§ **What to do**
Please give the number of lines that hold the string "Care" in the listing, without any other words.

§ **Data provided**
########################################

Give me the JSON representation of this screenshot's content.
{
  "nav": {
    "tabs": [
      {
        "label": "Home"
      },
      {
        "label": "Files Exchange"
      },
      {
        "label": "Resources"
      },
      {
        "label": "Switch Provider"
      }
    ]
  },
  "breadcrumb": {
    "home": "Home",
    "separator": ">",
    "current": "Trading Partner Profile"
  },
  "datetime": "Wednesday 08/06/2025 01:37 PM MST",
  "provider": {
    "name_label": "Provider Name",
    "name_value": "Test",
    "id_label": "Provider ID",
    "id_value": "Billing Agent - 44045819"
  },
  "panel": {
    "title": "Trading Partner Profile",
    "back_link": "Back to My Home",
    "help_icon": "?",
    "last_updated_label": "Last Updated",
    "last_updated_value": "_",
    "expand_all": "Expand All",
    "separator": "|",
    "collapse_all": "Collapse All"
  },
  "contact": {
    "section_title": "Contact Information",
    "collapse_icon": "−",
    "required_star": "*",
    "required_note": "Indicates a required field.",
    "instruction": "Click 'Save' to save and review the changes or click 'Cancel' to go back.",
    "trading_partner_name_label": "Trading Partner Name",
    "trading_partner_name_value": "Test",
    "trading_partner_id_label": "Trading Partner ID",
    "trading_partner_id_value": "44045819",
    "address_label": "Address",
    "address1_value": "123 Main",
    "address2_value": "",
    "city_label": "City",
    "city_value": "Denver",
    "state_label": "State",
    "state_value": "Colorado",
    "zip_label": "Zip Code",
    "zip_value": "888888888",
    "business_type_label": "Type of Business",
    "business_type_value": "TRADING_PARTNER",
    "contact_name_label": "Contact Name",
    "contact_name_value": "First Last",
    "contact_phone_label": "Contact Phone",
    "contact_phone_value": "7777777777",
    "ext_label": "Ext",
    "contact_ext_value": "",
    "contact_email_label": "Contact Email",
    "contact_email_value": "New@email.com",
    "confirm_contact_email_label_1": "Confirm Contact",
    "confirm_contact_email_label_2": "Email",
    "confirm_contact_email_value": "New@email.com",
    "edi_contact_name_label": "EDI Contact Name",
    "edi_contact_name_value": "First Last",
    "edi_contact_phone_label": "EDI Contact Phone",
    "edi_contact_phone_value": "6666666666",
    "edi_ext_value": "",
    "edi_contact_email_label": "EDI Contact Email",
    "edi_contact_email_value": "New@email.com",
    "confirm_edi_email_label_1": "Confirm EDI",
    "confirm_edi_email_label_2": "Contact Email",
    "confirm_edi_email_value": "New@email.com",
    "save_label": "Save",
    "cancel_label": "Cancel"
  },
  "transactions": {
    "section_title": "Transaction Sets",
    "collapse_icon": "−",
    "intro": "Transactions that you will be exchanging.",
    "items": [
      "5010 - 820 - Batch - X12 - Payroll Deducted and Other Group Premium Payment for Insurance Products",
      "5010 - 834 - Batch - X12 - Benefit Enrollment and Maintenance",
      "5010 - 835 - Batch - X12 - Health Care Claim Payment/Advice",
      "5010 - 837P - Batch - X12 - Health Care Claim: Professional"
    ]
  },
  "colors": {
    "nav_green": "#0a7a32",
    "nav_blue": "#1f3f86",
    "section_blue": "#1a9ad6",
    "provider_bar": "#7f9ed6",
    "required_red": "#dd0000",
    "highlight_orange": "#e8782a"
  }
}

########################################

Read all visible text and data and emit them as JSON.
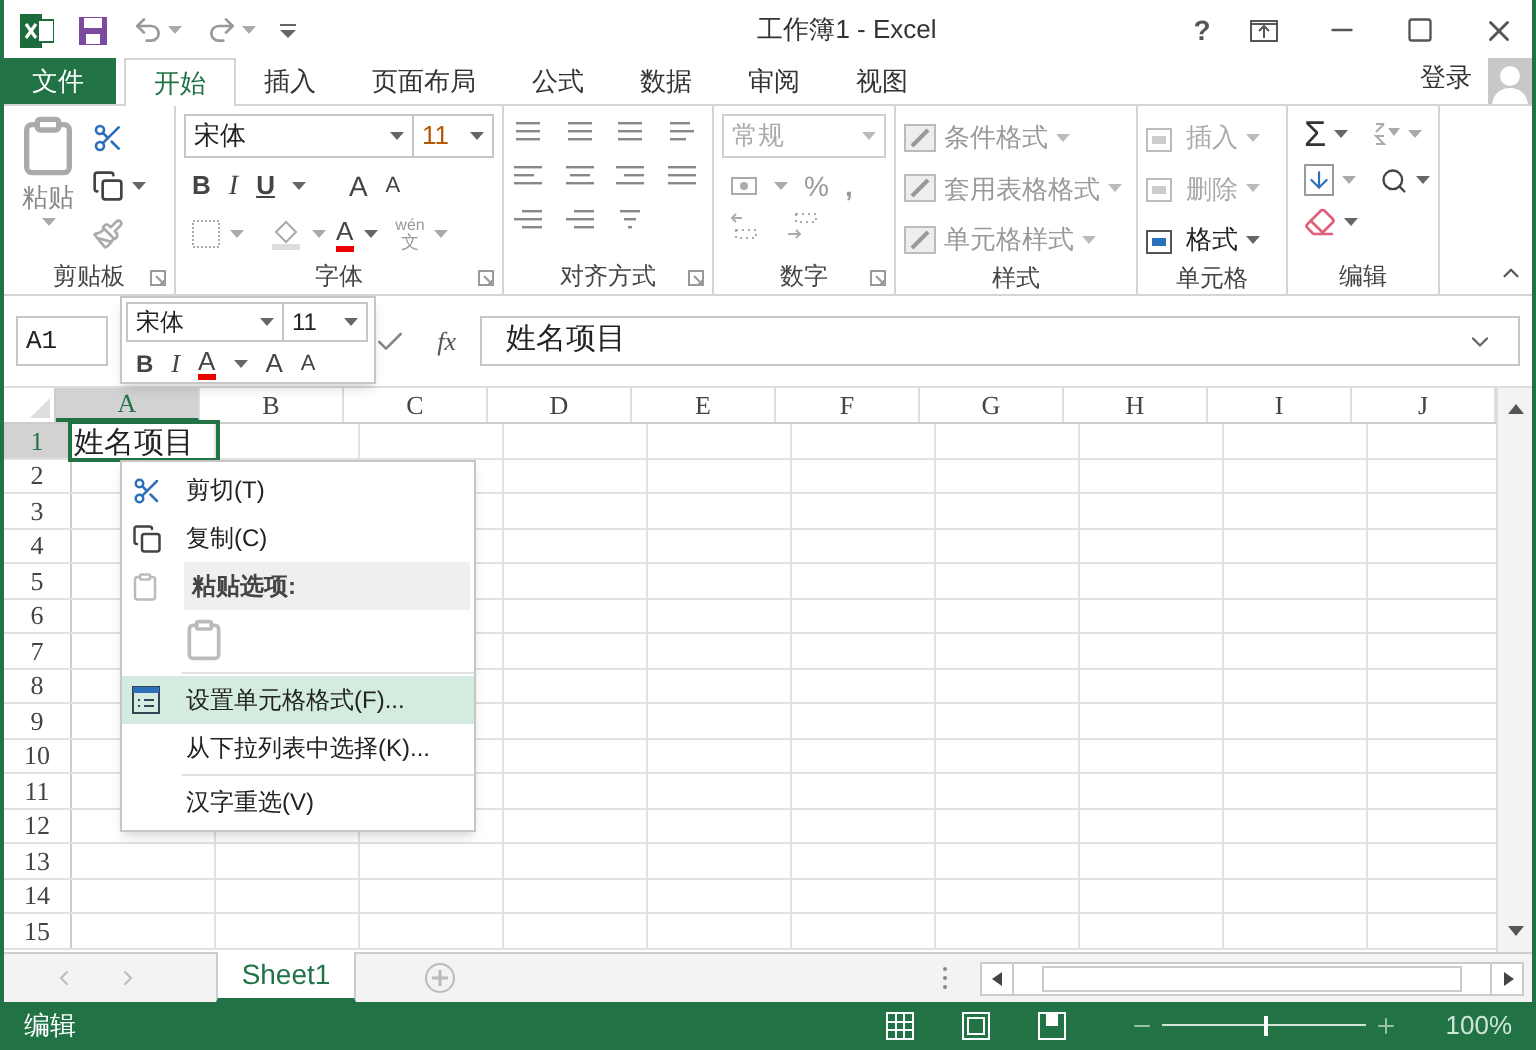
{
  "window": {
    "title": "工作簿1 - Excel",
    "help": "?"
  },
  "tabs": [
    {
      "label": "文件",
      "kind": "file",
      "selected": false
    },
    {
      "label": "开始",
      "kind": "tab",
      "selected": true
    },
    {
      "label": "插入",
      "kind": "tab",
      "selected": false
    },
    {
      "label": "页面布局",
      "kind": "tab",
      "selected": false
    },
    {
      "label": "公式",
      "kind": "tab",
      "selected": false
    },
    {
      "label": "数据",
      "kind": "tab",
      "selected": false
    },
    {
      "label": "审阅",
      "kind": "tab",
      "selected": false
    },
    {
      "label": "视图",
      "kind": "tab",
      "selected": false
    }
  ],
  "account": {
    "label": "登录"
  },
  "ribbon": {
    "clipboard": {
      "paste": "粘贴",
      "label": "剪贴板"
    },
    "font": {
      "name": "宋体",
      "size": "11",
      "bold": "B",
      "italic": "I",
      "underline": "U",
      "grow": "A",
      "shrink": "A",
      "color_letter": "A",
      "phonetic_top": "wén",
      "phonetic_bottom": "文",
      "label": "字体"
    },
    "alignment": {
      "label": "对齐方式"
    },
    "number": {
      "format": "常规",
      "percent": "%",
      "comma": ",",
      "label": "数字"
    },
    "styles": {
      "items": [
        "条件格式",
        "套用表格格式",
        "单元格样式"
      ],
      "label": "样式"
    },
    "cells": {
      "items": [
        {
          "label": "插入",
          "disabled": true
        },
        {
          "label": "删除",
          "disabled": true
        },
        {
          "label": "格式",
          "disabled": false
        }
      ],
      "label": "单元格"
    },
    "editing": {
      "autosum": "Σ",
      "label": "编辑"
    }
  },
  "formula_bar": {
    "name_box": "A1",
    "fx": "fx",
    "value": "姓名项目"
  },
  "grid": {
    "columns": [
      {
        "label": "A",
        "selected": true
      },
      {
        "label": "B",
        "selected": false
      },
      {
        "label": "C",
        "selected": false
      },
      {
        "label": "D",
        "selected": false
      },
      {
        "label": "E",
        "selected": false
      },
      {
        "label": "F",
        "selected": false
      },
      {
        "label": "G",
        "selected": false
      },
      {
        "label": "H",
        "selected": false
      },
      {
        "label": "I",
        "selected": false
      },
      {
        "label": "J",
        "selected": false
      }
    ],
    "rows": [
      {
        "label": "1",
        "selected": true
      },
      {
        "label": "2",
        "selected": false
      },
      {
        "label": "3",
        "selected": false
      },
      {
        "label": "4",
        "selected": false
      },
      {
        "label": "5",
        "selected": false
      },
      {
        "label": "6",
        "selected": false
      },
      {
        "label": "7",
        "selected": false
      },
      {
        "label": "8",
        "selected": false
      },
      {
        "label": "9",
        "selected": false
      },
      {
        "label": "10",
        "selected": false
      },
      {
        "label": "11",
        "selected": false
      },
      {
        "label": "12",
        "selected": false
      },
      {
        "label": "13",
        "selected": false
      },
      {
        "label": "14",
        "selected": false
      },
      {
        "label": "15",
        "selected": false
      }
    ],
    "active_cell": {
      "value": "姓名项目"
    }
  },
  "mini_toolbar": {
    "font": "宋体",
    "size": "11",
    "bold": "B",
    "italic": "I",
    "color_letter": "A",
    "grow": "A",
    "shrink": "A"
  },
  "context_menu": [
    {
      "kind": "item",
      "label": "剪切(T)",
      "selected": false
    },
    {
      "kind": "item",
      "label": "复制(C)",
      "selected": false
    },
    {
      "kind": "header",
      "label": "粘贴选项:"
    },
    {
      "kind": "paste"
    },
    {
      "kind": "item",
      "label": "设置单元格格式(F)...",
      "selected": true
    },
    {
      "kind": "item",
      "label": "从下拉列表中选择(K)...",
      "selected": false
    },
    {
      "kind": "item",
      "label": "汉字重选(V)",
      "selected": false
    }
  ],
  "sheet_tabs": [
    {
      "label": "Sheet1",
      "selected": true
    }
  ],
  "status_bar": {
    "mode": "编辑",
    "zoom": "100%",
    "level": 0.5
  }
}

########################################

§ **Response to this exercise**
2